Prompt
Wherever a line of the listing holds the string "woman", copy that line.

┌─ Source records

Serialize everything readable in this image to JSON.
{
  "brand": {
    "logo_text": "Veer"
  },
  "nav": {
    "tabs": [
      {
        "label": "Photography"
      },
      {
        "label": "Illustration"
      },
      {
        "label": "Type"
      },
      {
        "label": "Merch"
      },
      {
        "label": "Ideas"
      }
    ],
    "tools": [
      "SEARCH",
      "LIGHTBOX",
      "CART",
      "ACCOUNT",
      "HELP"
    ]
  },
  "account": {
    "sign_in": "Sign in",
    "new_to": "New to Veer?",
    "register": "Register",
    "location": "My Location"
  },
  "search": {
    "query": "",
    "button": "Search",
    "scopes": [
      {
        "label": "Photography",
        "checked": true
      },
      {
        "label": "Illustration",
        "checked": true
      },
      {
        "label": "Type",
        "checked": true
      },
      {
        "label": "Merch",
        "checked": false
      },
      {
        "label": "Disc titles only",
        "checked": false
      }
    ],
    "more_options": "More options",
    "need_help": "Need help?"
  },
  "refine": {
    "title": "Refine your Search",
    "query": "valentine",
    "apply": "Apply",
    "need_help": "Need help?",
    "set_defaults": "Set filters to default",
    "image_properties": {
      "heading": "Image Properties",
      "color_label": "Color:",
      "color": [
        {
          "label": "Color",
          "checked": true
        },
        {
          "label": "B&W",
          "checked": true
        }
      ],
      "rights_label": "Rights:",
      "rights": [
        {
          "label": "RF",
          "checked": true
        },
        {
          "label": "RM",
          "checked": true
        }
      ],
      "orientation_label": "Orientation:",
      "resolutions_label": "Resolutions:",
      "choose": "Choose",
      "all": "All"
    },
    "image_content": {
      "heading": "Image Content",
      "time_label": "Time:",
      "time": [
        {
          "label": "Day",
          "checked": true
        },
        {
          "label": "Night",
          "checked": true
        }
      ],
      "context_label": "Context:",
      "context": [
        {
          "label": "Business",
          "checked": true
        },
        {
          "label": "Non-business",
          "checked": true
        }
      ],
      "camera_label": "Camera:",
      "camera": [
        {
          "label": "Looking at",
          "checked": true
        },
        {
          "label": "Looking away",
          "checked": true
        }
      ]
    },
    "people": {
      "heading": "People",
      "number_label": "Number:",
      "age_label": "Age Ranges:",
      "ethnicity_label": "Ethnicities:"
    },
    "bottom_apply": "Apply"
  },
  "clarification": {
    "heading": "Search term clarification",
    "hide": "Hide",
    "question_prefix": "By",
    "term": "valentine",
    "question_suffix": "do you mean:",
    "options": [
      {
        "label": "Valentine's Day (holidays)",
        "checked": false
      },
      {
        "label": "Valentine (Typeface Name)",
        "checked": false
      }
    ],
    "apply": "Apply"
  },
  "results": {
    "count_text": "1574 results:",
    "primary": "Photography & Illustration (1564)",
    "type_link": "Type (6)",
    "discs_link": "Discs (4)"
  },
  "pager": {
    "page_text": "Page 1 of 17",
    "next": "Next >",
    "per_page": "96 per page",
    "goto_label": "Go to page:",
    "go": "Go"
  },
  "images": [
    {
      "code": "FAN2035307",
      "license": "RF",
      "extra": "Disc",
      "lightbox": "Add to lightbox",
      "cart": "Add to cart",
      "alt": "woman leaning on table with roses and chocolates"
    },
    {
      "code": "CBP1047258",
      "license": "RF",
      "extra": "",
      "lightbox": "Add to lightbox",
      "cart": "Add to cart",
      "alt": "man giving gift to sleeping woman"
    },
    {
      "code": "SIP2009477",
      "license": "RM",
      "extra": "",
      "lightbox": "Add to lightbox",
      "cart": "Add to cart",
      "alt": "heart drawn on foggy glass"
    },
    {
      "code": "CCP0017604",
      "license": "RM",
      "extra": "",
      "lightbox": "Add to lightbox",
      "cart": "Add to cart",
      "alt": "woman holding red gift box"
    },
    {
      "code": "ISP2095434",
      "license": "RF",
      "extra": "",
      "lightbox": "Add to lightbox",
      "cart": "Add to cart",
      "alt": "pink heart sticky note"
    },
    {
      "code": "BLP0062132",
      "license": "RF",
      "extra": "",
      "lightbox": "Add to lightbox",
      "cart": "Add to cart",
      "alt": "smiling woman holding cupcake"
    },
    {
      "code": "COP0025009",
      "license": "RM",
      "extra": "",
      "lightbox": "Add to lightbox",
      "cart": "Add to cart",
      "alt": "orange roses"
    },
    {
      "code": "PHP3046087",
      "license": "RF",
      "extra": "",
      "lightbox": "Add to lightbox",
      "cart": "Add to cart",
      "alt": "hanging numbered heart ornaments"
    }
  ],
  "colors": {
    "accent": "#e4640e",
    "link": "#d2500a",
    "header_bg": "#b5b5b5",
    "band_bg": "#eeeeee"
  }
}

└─
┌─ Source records

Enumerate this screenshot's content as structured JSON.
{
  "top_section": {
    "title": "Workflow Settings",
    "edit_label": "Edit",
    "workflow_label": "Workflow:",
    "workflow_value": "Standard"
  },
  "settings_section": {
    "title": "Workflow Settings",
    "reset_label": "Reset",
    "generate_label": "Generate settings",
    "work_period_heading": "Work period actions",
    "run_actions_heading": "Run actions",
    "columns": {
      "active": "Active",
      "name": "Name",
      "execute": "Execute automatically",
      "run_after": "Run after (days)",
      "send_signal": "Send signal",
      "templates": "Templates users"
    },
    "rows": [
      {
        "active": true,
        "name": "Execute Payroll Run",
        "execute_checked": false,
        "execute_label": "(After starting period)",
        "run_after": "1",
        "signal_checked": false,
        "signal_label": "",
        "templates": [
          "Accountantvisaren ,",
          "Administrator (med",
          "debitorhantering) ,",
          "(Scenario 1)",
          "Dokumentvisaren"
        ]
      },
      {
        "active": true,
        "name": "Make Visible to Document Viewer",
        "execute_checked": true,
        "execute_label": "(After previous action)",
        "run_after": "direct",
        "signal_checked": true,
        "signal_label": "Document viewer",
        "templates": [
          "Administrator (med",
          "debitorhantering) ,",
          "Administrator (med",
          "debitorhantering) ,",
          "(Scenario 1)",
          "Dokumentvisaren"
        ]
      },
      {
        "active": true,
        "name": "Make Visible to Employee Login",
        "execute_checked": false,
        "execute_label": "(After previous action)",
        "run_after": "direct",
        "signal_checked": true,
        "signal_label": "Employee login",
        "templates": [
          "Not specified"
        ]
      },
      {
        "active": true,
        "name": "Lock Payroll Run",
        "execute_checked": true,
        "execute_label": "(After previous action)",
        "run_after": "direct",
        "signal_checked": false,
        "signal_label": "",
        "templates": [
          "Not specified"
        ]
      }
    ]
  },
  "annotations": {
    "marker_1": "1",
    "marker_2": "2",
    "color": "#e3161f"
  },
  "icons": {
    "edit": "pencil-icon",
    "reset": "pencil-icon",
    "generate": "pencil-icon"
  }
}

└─

Task result
      "alt": "woman leaning on table with roses and chocolates"
      "alt": "man giving gift to sleeping woman"
      "alt": "woman holding red gift box"
      "alt": "smiling woman holding cupcake"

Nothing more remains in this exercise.